WordPress: WordPress's basic templates are fairly good and often mobile responsive, though many templates have a similar look and feel. Still, it's possible to personalize your website to a great degree, which can create problems -- like a site not optimized for mobile devices -- for business owners with minimal background in website design or coding. Upgrading your template or site is left in your hands.
WordPress provides support for tools like newsletters, calendars, and maps through third-party applications, or apps, which have to be maintained and updated by you.
Ocoos: Using Ocoos, business owners can build a website using a core design that is optimized for search engines, and which takes user behaviors into consideration. Tools which drive website traffic like maps, calendars, and newsletters are supported.
You'll also have the ability to publish both public web pages as well as pages that are private, and visible via passport control so you can selectively publish content to certain customers. Ocoos even has a B2B recommendation engine that gives small business owners the chance to work together, crowdsourcing marketing efforts and building trust.
WordPress: When it comes to ecommerce, the customer must obtain external merchant account services, and the ability to offer discounts, manage and schedule appointments, and message are only available through third-party vendor apps. Complex transactions and complicated documents features are not available.
Ocoos: Ocoos offers a built-in merchant account capability and Square and PayPal access, as well as ecommerce support. It's easy to integrate complex transactions, like allowing customers to pay initial deposits, request a quote, and pay when a job is complete.
A discount manager creates discount codes, and an online appointment scheduler books everything from appointments to classes, and can be synced to personal calendars, limited to a certain number of people, and published to online calendars.
A customer relationship management system (CRM) integrates and tracks customer interactions outside of email. Business owners who require PDF documentation capability, receipt creation, and the ability to publish complex information will find it with Ocoos.
WordPress: All aspects of business operations, like website hosting, client management, sales tracking, and flexible security are available through third-party apps.
Ocoos: With Ocoos, you'll have direct website hosting, CRM, and sales tracking support. Ocoos also offers flexible security which allows business owners to give marketing and analysis capability to team members without giving up sensitive financial data.
Support and Cost
Wordpress: Only blog support is available through WordPress. While WordPress's basic web building service and templates are free, if you need to hire a developer to integrate more complex solutions into your website, it could be quite expensive.

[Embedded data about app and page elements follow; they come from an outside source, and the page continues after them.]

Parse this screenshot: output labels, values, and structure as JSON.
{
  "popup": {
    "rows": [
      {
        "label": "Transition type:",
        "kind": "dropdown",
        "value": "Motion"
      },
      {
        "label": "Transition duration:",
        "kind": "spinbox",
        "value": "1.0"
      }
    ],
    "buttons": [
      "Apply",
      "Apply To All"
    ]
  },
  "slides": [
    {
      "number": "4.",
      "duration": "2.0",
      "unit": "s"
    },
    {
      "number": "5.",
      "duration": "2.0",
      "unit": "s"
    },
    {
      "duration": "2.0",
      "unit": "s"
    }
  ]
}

Ocoos: Telephone and online support are available to Ocoos customers. Ocoos offers its services at $25 per month. Additionally, Ocoos offers a helpful concierge service which will build your website for you, with the customizations you require. This service comes at an additional cost, based on the level of customization, and generally involves a higher maintenance fee.